Mossad’s astonishing operational successes against the Iranian nuclear target—the assassinations, the explosions, the heist of the regime’s nuclear archives—denote a new boldness and urgency in Israel. Unleashing the Israeli Air Force against the Islamic Republic is much more challenging and politically risky. It’s not hard to imagine an angry President Biden seeking to curtail or greatly diminish U.S. military supplies after a preventive Israeli air raid on Iran, especially if it led to U.S. military action in the Persian Gulf. And Israel would have to plan to handle a massive missile assault from the Lebanese Hezbollah, which has shown little independence from its Iranian progenitor and patron.
But Israel has pummeled the Revolutionary Guards and Hezbollah repeatedly in Syria. Israeli self-confidence has risen. And Jerusalem may not see an Iranian-American clash in the Gulf negatively. The missile race in the Levant will only get worse with time; if Jerusalem believes it can derail the Iranian atomic program for years, it may well find the balance sheet in favor of a preventive raid.
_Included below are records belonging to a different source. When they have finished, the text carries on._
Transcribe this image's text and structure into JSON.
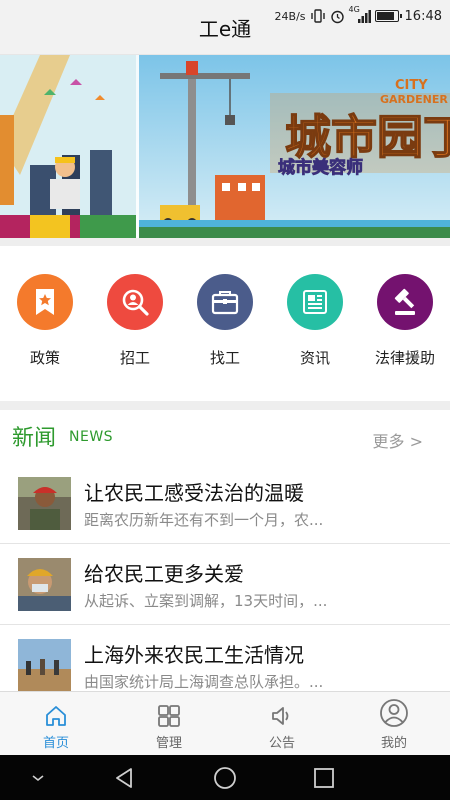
{
  "app": {
    "title": "工e通"
  },
  "status_bar": {
    "speed": "24B/s",
    "network": "4G",
    "time": "16:48",
    "battery_level": 0.9
  },
  "banner": {
    "logo_main": "城市园丁",
    "logo_en_top": "CITY",
    "logo_en_bottom": "GARDENER",
    "logo_sub": "城市美容师"
  },
  "categories": [
    {
      "label": "政策",
      "icon": "bookmark-star-icon",
      "color": "#f47a2c"
    },
    {
      "label": "招工",
      "icon": "search-person-icon",
      "color": "#ee4a3f"
    },
    {
      "label": "找工",
      "icon": "briefcase-icon",
      "color": "#4b5c8b"
    },
    {
      "label": "资讯",
      "icon": "news-document-icon",
      "color": "#26bfa4"
    },
    {
      "label": "法律援助",
      "icon": "gavel-icon",
      "color": "#74126f"
    }
  ],
  "news": {
    "title": "新闻",
    "subtitle": "NEWS",
    "more_label": "更多 >",
    "items": [
      {
        "title": "让农民工感受法治的温暖",
        "summary": "距离农历新年还有不到一个月，农..."
      },
      {
        "title": "给农民工更多关爱",
        "summary": "从起诉、立案到调解，13天时间，..."
      },
      {
        "title": "上海外来农民工生活情况",
        "summary": "由国家统计局上海调查总队承担。..."
      }
    ]
  },
  "tabs": [
    {
      "label": "首页",
      "icon": "home-icon",
      "active": true
    },
    {
      "label": "管理",
      "icon": "grid-manage-icon",
      "active": false
    },
    {
      "label": "公告",
      "icon": "speaker-icon",
      "active": false
    },
    {
      "label": "我的",
      "icon": "user-profile-icon",
      "active": false
    }
  ],
  "colors": {
    "accent_green": "#2e9a2e",
    "tab_active": "#2a8fd8"
  }
}
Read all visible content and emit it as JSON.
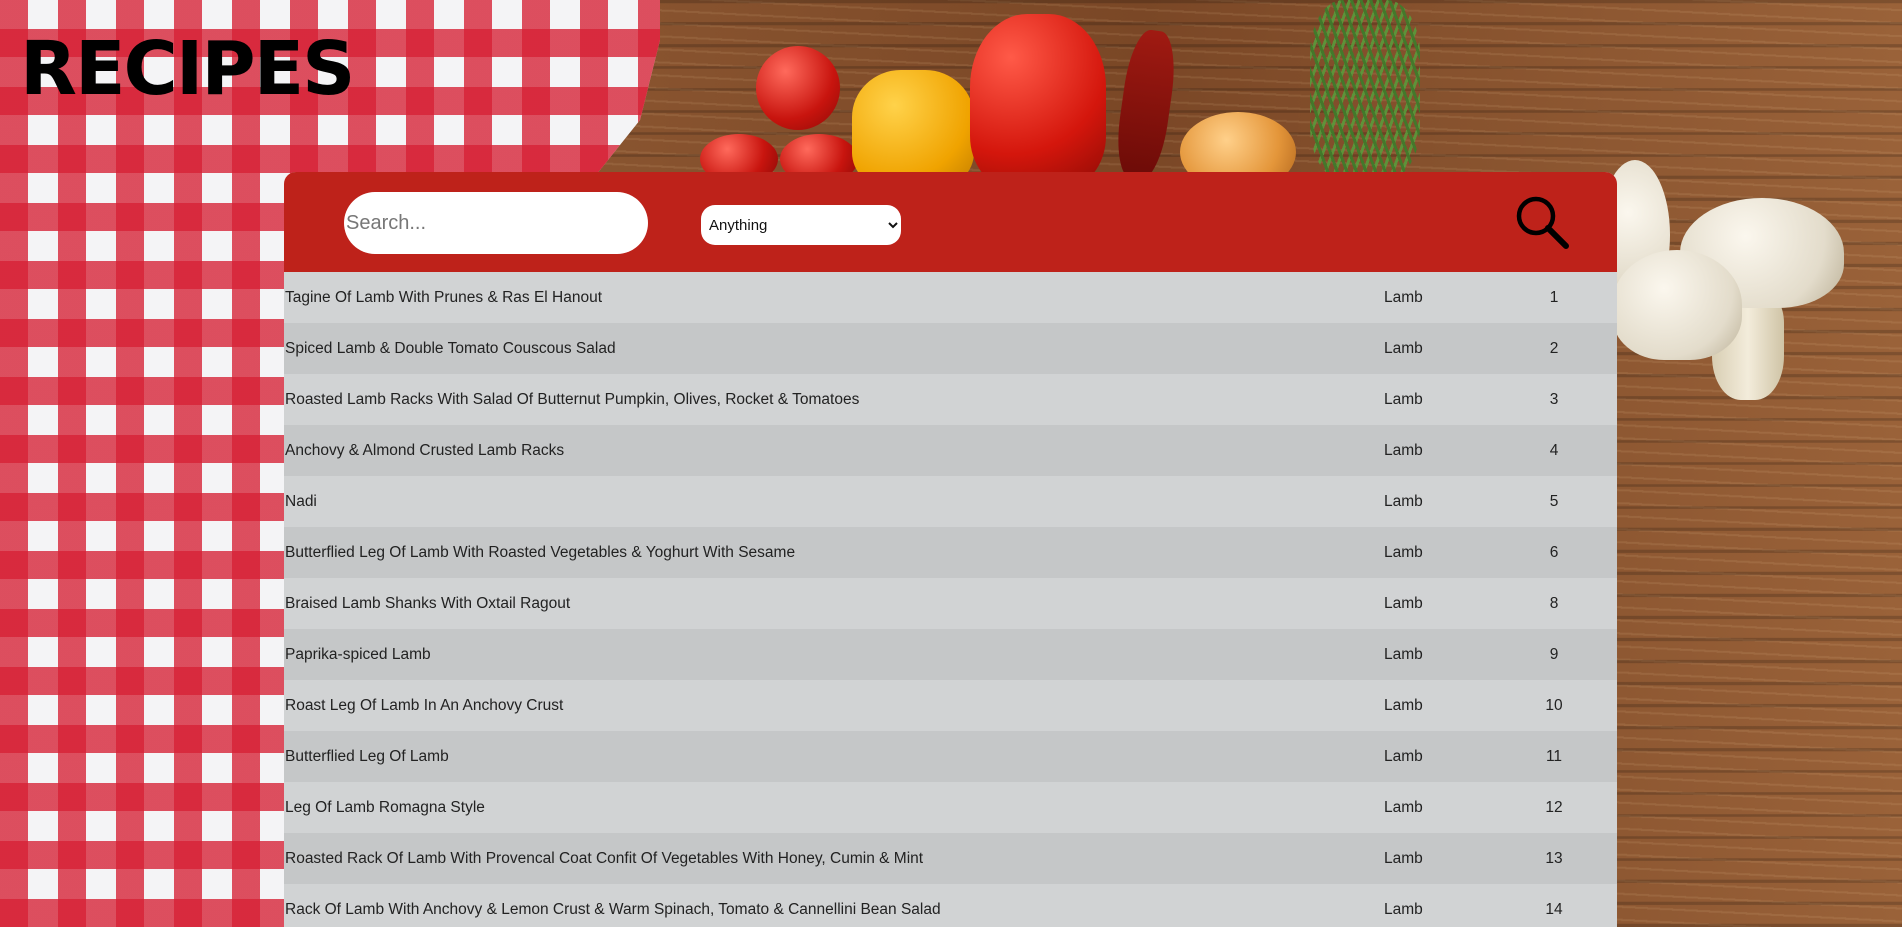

Certainly, Israel will greenlight more covert operations in the short term, trying to inflict heavier damage against Iran’s nuclear facilities and personnel. Such actions are far less convulsing in the U.S. than explicit, undeniable air raids. It will be operationally daunting, however, for Jerusalem to inflict the kind of paralyzing damage that air raids can do. Yet it’s not unlikely that Israeli intelligence would try to do a lot more with the hope that (a) it might get lucky (Iranian counter-espionage services are obviously not performing well) and (b) in response the clerical regime might egregiously violate a revived JCPOA and the Non-Proliferation Treaty, to which Iran is a signatory, in ways that would make it difficult for Europeans and Americans to ignore. And the more turbulence generated by Israel, the less enthusiastic foreign companies will be about the Iranian market. In such an environment, where Khamenei would likely indulge his fierce anti-Americanism and anti-Zionism, Israeli military action might have fewer painful repercussions.
If Raisi becomes president and the Biden administration releases billions, giving Tehran’s quest to build a nuclear-weapons infrastructure legality and a lot of cash, fear of Washington’s wrath in Israel may shrink more rapidly than Washington skeptics imagine. The Israelis never believed in a functional nuclear difference between “moderates” and “hardliners” in the Islamic Republic’s nuclear aspirations. But they know that many Americans, especially in the Democratic Party, did. Even under Obama the idea of the U.S. as a Middle Eastern power willing to wage war hadn’t evaporated. (See Libya.) However, a Washington just trying to temporarily buy off die-hard, antisemitic clerics and Guardsmen, which is what a deal with Raisi as president would be, changes fundamentally how Israelis can view the United States. In Jerusalem, the Biden administration entreating Raisi and Khamenei won’t be a realpolitik entente between Nixon and Mao. And in that psychological reassessment of America may come a willingness to roll the dice to foreclose the possibility of mutually assured destruction becoming the nuclear doctrine the Jewish state must forever accept in the Middle East.
Reuel Marc Gerecht, a former Iranian-targets officer in the Central Intelligence Agency, is a senior fellow at the Foundation for Defense of Democracies.